Product Group Tests
Portable device securityJuly 01, 2011
Portable devices of all types are a real security challenge. This is a relatively new category. That, of course, largely is because the devices they protect are a relatively new category. But mobile devices are exploding in the marketplace so we need a way to secure them.
The tales are legion of people copying sensitive data onto a thumb drive, taking it home to work on, and then losing the drive and thus exposing information.There is now a whole category of not-so-high-tech that poses a real threat of data leakage. The answer, of course, is encryption, but that encryption must be integrated so tightly into the device that it cannot easily be undone by a data thief.
We saw a couple of these simple products this month and, while they don't have the pizzazz of some of the other tools we tested, they are competent and extremely important to our defense-in-depth approach to information protection. Coupled with various endpoint security tools that we discuss in the other Group Test, these simple little tools can perform services as important as other, more complicated, security tools. Bottom line: Don't forget these tools and don't forget how important they can be.
Now on to the big guys, figuratively - and physically - speaking. These are the tools that are intended to secure those troublesome mobile devices. This is a relatively new category. That, of course, largely is because the devices they protect are a relatively new category. But mobile devices are exploding in the marketplace so we need a way to secure them.
The key issue here is that these portable devices are much smaller and do not have 100 percent of the capabilities of full-blown computers. That means that they need their own specialized protection tools. The ones that we use for our laptops just won't do the trick.
As well, there are additional issues that we find with mobile devices that we do not find with traditional computers. For example, the smaller mobile devices are easier to steal or lose than full-size computers or, even, most laptops. While they can do much of what a full computer can do, they cannot do it all and often use applications - "apps" - to perform their functions.
One buys those apps online and, as a vendor once told me, app stores are the most efficient way of distributing malware known today. This is not shrink-wrapped software, folks. One may know absolutely nothing about the developer of the app. In fact, one probably doesn't, since there are a zillion of them and some are single individuals, not real companies.
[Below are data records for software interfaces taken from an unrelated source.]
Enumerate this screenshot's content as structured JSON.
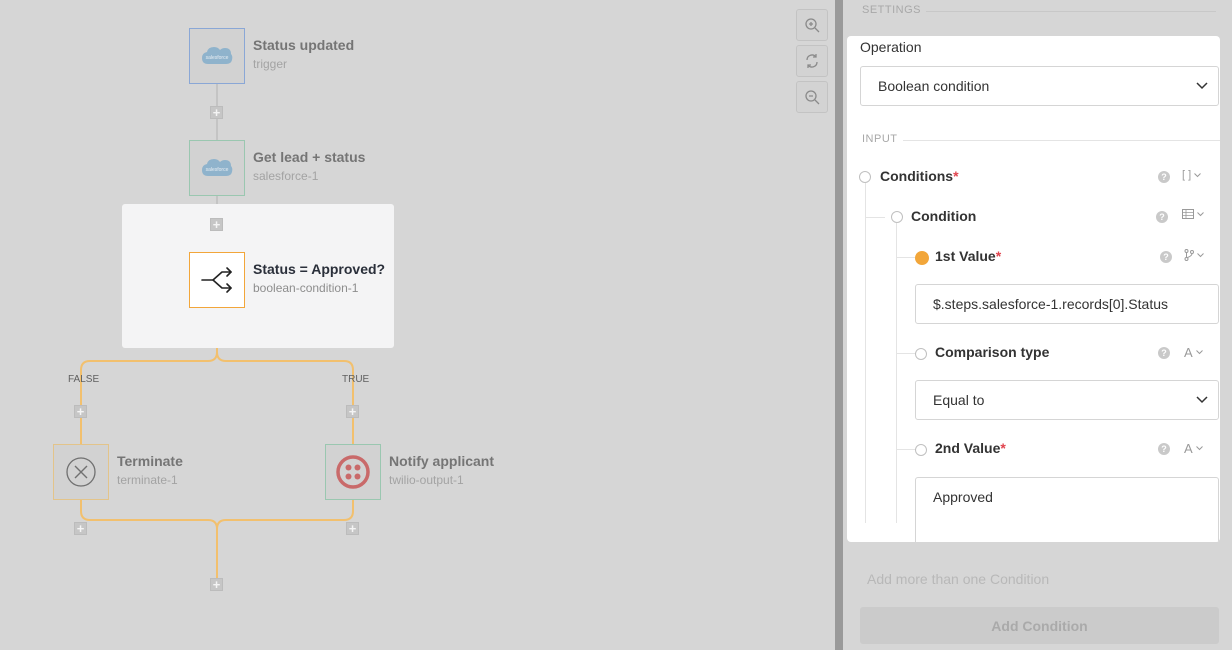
{
  "canvas": {
    "nodes": [
      {
        "id": "status-updated",
        "title": "Status updated",
        "subtitle": "trigger",
        "icon": "salesforce-cloud-icon",
        "icon_text": "salesforce"
      },
      {
        "id": "get-lead",
        "title": "Get lead + status",
        "subtitle": "salesforce-1",
        "icon": "salesforce-cloud-icon",
        "icon_text": "salesforce"
      },
      {
        "id": "boolean",
        "title": "Status = Approved?",
        "subtitle": "boolean-condition-1",
        "icon": "branch-split-icon"
      },
      {
        "id": "terminate",
        "title": "Terminate",
        "subtitle": "terminate-1",
        "icon": "close-circle-icon"
      },
      {
        "id": "notify",
        "title": "Notify applicant",
        "subtitle": "twilio-output-1",
        "icon": "twilio-icon"
      }
    ],
    "branches": {
      "false_label": "FALSE",
      "true_label": "TRUE"
    },
    "add_step_symbol": "+",
    "zoom_controls": [
      "zoom-in-icon",
      "reset-view-icon",
      "zoom-out-icon"
    ]
  },
  "panel": {
    "settings_header": "SETTINGS",
    "operation_label": "Operation",
    "operation_value": "Boolean condition",
    "input_header": "INPUT",
    "conditions_label": "Conditions",
    "condition_label": "Condition",
    "first_value_label": "1st Value",
    "first_value": "$.steps.salesforce-1.records[0].Status",
    "comparison_label": "Comparison type",
    "comparison_value": "Equal to",
    "second_value_label": "2nd Value",
    "second_value": "Approved",
    "required_mark": "*",
    "help_mark": "?",
    "add_more_hint": "Add more than one Condition",
    "add_condition_button": "Add Condition"
  },
  "colors": {
    "accent_orange": "#f2a63a",
    "salesforce_blue": "#5aa7d9",
    "twilio_red": "#d94a4a",
    "required_red": "#e0434d"
  }
}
Starting again with the little tools, select encrypted thumb drives that use solid, proven encryption. Make sure the user can move the thumb drive among computers without doing a full installation of an application on the new computer. The tool should work by itself. By that I mean one plugs it in, and it does what is needed to work in its new environment.
As to the mobile device security tools that address smartphones and the like, start by reading as many of the proliferating articles, sample policies and security white papers about what your mobile device policy should look like. Then, evaluate your organization in light of what you've learned. The next step is writing a policy that meets both the enterprise needs and the currently emerging best practices. The last step is to find a device or two that can enforce an entire policy, and then test them.
Some things that admins should be looking for are remote wipe, anti-malware protection, an inability for the user to remove protection, the device's equivalent of whole disk encryption using a standard algorithm, the ability to authenticate to the admin's enterprise, and compliance with the rest of the enterprise's security policies.
All of that said, these are pretty tall orders and I expect that we will see dramatic improvement in these products - and the emergence of others - when we revisit this important category next year.
Mike Stephenson contributed to this Group Test.